Henrietta Singh, surrounded by Priyanka Gandhi and her in-laws, Omwati Devi and R.K. Singh, Bijnor. © Gilles Verniers.
561 women are contesting the Uttar Pradesh election, 295 of them on major parties’ tickets (155 on Congress tickets alone). Besides Modinagar and Bijnor, nine constituencies have three women candidates fielded by major parties (Chandausi, Aligarh, Biduna, Rasulabad, Bilaur, Khajani, Salempur, Machhlishahr and Duddhi). Mehnagar, in Azamgarh district, even boasts women contestants from four major parties.
The two seats of Modinagar and Bijnor that we visited offer a glimpse of the diverse profiles of women contestants. Far from conforming to gendered stereotypes of women politicians, the women candidates of Modinagar built their own political careers, drew support from their family and networks like any other candidate, and emerged from sustained engagement with local politics. They also present themselves to voters as professional women, engaged in their communities and committed to promoting women’s independence.
The women candidates of Bijnor, on the other hand, conform in different ways to common perceptions that surround the selection of women candidates. Ruchi Veera is one half of a power couple that combine their respective influence in state-level and zilla politics. Suchi Chaudhary is a reluctant politician prompted by an ambitious but encumbered husband. Akbari Begum, who ultimately could not contest, also exemplifies a common reality – many candidates once selected are left on their own to run their campaign. In her case, Congress did not even ensure that her nomination papers were in order.
These portraits also tell us that women contestants share commonalities with their male counterparts. Some conform to political stereotypes, while others do not. All are individuals who seek to live up to voters’ expectations, run their own campaigns, arrange their own funding, and build their political careers over time. Some step into politics through unexpected circumstances.
The results on March 10 will tell us whether we will see them in the new assembly.
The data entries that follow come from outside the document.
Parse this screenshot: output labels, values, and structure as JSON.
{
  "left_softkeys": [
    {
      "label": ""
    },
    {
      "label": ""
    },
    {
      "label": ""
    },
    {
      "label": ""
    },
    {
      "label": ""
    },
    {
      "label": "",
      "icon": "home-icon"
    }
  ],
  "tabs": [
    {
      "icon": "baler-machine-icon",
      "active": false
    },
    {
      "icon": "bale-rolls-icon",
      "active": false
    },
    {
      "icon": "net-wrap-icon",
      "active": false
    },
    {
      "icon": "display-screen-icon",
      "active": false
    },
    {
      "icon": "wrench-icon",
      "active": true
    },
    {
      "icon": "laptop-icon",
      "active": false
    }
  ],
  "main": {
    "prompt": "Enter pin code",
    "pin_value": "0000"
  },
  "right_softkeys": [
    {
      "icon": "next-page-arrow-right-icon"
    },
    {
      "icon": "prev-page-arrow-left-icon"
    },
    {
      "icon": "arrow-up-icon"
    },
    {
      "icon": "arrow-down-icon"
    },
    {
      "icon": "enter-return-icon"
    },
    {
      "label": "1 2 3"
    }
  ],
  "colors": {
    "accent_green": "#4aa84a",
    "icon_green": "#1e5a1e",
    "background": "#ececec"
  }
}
While one does not expect a dramatic increase in overall women representation due to the generally low nomination rate from parties other than the Congress, the few women who succeeded in overcoming the hurdles strewn along the path women traverse in politics stand as much chance of winning than any other candidate.
Gilles Verniers is Assistant Professor of Political Science and Co-Director of the Trivedi Centre for Political Data at Ashoka University, and a Senior Visiting Fellow at the Centre for Policy Research.
Maya Mirchandani heads the Department of Media Studies at Ashoka University and is a Senior Fellow at ORF.